When can you ask the Court for an emergency child pick-up order? If the other parent takes your child for timesharing and does not return the child, what can you do? What are your options if the child is taken out of the State of Florida?
An emergency pick-up order is an order signed by the Court that directs law enforcement to take your child from the person who has physical possession of the child and deliver the child to your custody. The process is started by filing a sworn motion and you must attach a certified birth certificate. If you have a judgment establishing paternity or a court order showing you have legal custody, you attach a certified copy to your motion.
Compliance with the Uniform Child Custody Jurisdiction and Enforcement Act (UCCJEA) is a key to ensuring that Florida has jurisdiction. See Section 61.514, Fla. Stat. Florida must be the child’s home state for at least 6 months before the commencement of the proceeding, but there is an exception for emergencies. In Perez v. Giledes, 912 So.2d 32 (4th DCA 2005), the Court ruled that Florida could take jurisdiction to grant a mother an emergency child pick-up order allowing her to retrieve an out of wedlock child living with the father in Georgia. The mother was a Florida resident when the child was born, the child was born in Florida, and the mother returned to Florida after living in Georgia for a year or more between the birth of the child and the time of the order being entered. The father argued that the child had lived in Georgia for over 6 months because he had moved with the child and concealed his address. Because the mother had significant ties to Florida, she was allowed to have the child back and Florida had jurisdiction.
Navigating the rules and law surrounding jurisdiction and emergency pick-up orders can be complicated.
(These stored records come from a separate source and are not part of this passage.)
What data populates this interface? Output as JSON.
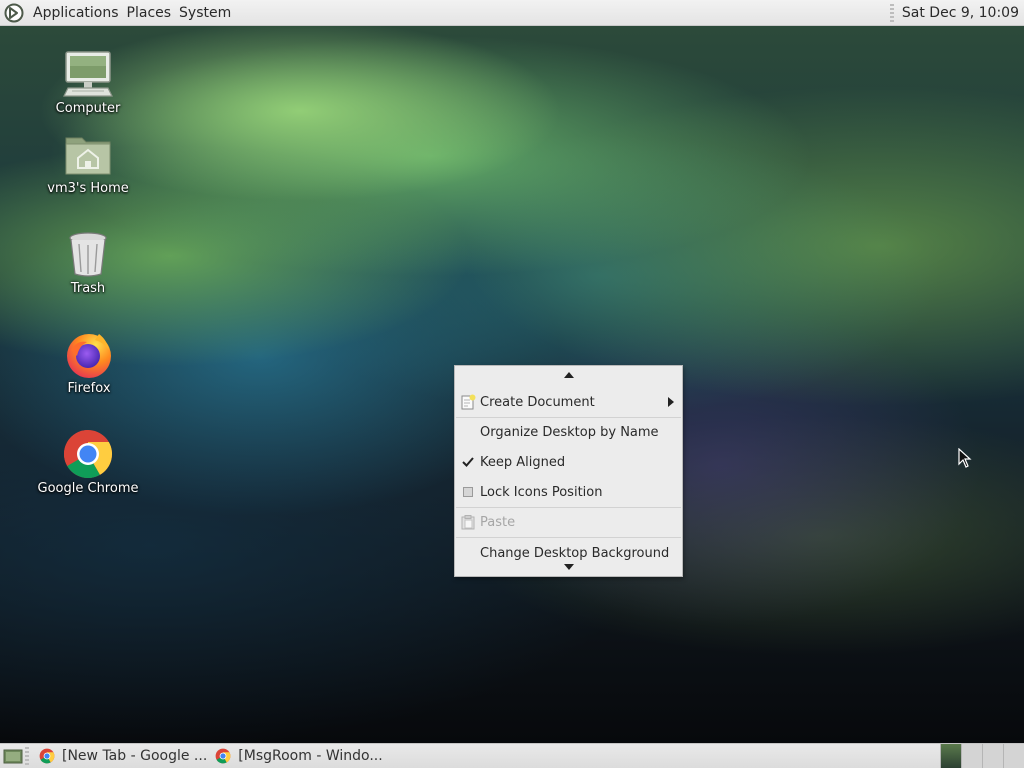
{
  "top_panel": {
    "menus": [
      "Applications",
      "Places",
      "System"
    ],
    "clock": "Sat Dec  9, 10:09"
  },
  "desktop_icons": [
    {
      "label": "Computer",
      "icon": "computer-icon"
    },
    {
      "label": "vm3's Home",
      "icon": "home-folder-icon"
    },
    {
      "label": "Trash",
      "icon": "trash-icon"
    },
    {
      "label": "Firefox",
      "icon": "firefox-icon"
    },
    {
      "label": "Google Chrome",
      "icon": "chrome-icon"
    }
  ],
  "context_menu": {
    "items": [
      {
        "label": "Create Document",
        "icon": "new-document-icon",
        "submenu": true
      },
      {
        "label": "Organize Desktop by Name"
      },
      {
        "label": "Keep Aligned",
        "checked": true
      },
      {
        "label": "Lock Icons Position",
        "checked": false
      },
      {
        "label": "Paste",
        "icon": "paste-icon",
        "disabled": true
      },
      {
        "label": "Change Desktop Background"
      }
    ]
  },
  "taskbar": {
    "tasks": [
      {
        "label": "[New Tab - Google ...",
        "icon": "chrome-icon"
      },
      {
        "label": "[MsgRoom - Windo...",
        "icon": "chrome-icon"
      }
    ],
    "workspaces": 4,
    "active_workspace": 1
  },
  "colors": {
    "panel_bg": "#e6e6e6",
    "menu_bg": "#ececec",
    "accent_green": "#5b7a4c"
  }
}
You need an experienced Jacksonville divorce attorney to assist you. Contact the Norman Law, P.A. for a consultation.